Gustave Doré(Strasbourg, 1832 - Paris, 1883)
- Private collection, France
- The Romantics to Rodin, exh. cat., Los Angeles County Museum of Art, 1980, p. 214, cat. 116 (entry by P. Fusco)
- S. Clapp and N. Lehni, “Une introduction à la sculpture de Gustave Doré”, Bulletin de la Société Historique de l‘Art Français, Paris, 1991, pp. 219-248, cat. 21
- Fantasy and faith: the art of Gustave Doré, exh. cat, The Dahesh Museum of Art, New York, 2007, p. 140
A striking vertical display of equilibrium and physical strength, this bronze represents a group of ten acrobats wearing Egyptian style loincloths and forming a human pyramid. Unprecedented both in its subject matter and its conception, this intriguing sculpture was exhibited for the first time in 1881, at the Cercle de l’Union Artistique on the Place Vendôme.
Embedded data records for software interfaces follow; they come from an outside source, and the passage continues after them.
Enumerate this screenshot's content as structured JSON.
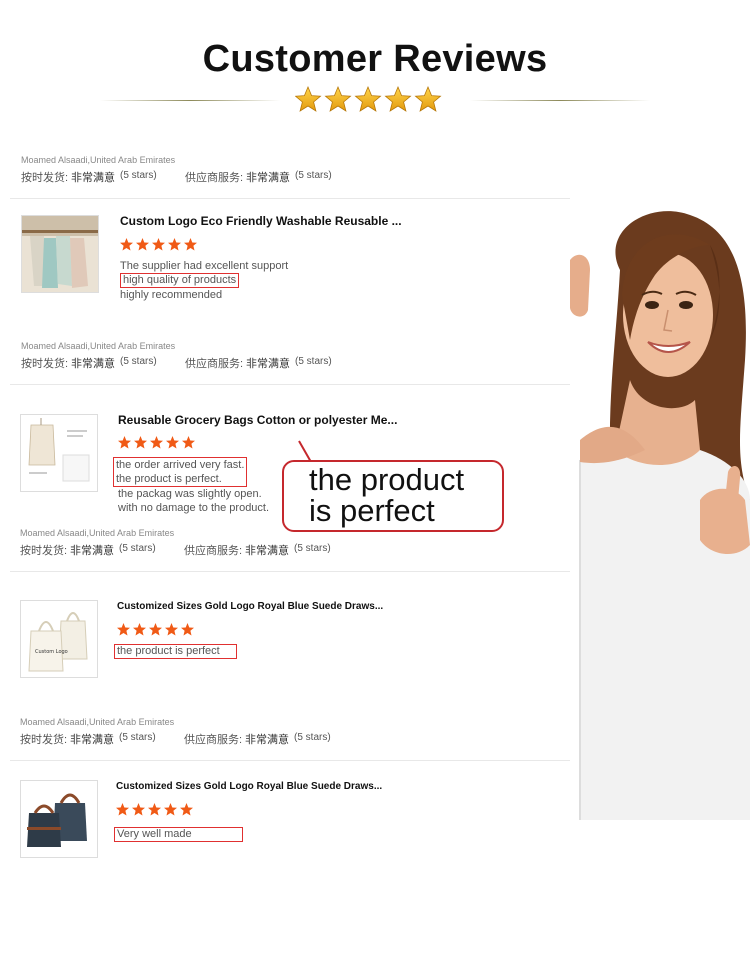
{
  "header": {
    "title": "Customer Reviews",
    "rating_stars": 5
  },
  "colors": {
    "star_orange": "#f05a16",
    "highlight_red": "#e03030",
    "gold_star": "#f6b21a"
  },
  "reviews": [
    {
      "reviewer": "Moamed Alsaadi,United Arab Emirates",
      "shipping_label": "按时发货:",
      "shipping_value": "非常满意",
      "shipping_stars": "(5 stars)",
      "service_label": "供应商服务:",
      "service_value": "非常满意",
      "service_stars": "(5 stars)",
      "product_title": "Custom Logo Eco Friendly Washable Reusable ...",
      "rating": 5,
      "lines": [
        "The supplier had excellent support",
        "high quality of products",
        "highly recommended"
      ]
    },
    {
      "reviewer": "Moamed Alsaadi,United Arab Emirates",
      "shipping_label": "按时发货:",
      "shipping_value": "非常满意",
      "shipping_stars": "(5 stars)",
      "service_label": "供应商服务:",
      "service_value": "非常满意",
      "service_stars": "(5 stars)",
      "product_title": "Reusable Grocery Bags Cotton or polyester Me...",
      "rating": 5,
      "lines": [
        "the order arrived very fast.",
        "the product is perfect.",
        "the packag was slightly open.",
        "with no damage to the product."
      ]
    },
    {
      "reviewer": "Moamed Alsaadi,United Arab Emirates",
      "shipping_label": "按时发货:",
      "shipping_value": "非常满意",
      "shipping_stars": "(5 stars)",
      "service_label": "供应商服务:",
      "service_value": "非常满意",
      "service_stars": "(5 stars)",
      "product_title": "Customized Sizes Gold Logo Royal Blue Suede Draws...",
      "rating": 5,
      "lines": [
        "the product  is perfect"
      ]
    },
    {
      "reviewer": "Moamed Alsaadi,United Arab Emirates",
      "shipping_label": "按时发货:",
      "shipping_value": "非常满意",
      "shipping_stars": "(5 stars)",
      "service_label": "供应商服务:",
      "service_value": "非常满意",
      "service_stars": "(5 stars)",
      "product_title": "Customized Sizes Gold Logo Royal Blue Suede Draws...",
      "rating": 5,
      "lines": [
        "Very well made"
      ]
    }
  ],
  "callout": {
    "line1": "the product",
    "line2": "is perfect"
  },
  "thumb_labels": {
    "tote_logo": "Custom Logo"
  }
}
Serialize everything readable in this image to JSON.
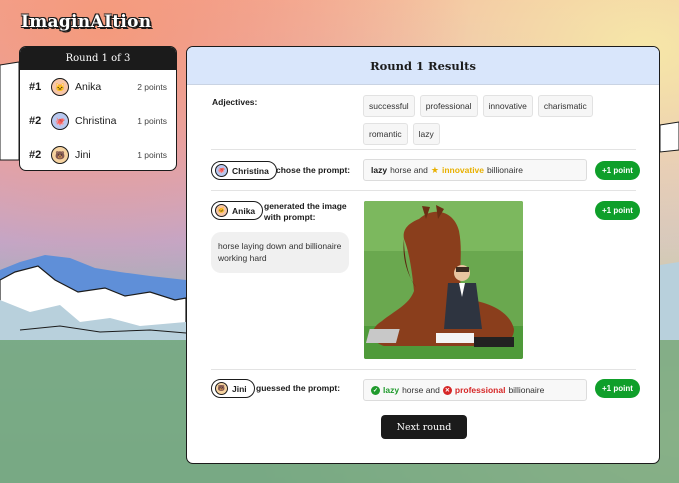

Contrasting with the prevailing themes of his previous sculptures and entirely unconventional, The Acrobats ignores the time-honoured principles of contrapposto and compositional balance to form a precarious balance of figures climbing on top of each other.
The present bronze is 58.8 cm high, like the Acrobats group originally exhibited in Paris in 1881 . Yet the sculpture, also entitled La Pyramide Humaine in French, exists in three sizes. Indeed, when the contents of Doré’s studio were auctioned in 1885 two years after his death, there were three bronze casts of the Acrobats, one measuring 129 cm, a second 90 cm and a third 58 cm. An example of the large version is now in the Ringling Museum of Art, Sarasota.
The human pyramid was a popular gymnastic exercise at the time and in fact Doré himself was an enthusiastic gymnast. His studio on the rue Bayard was a former gymnasium and he retained a trapeze hanging from the ceiling for a time. The artist was also known for making his entrance to soirées held by Théophile Gautier walking on his hands rather than his feet.
It has been noted that for the general composition of The Acrobats Doré might have drawn some inspiration from a caricature by the well-known cartoonist Nadar published in 1849 in the satirical journal La Revue Comique and which showed politicians of the Second Empire balancing precariously atop one another. Doré’s sculpture of The Acrobats, however, in its celebration of physical exploit, seems to stem directly from the artist’s lifelong passion for acrobatics.
In addition to his remarkable and successful career as an illustrator, Doré was painting and sculpting. He exhibited sculpture at the Paris Salon for the first time in 1877.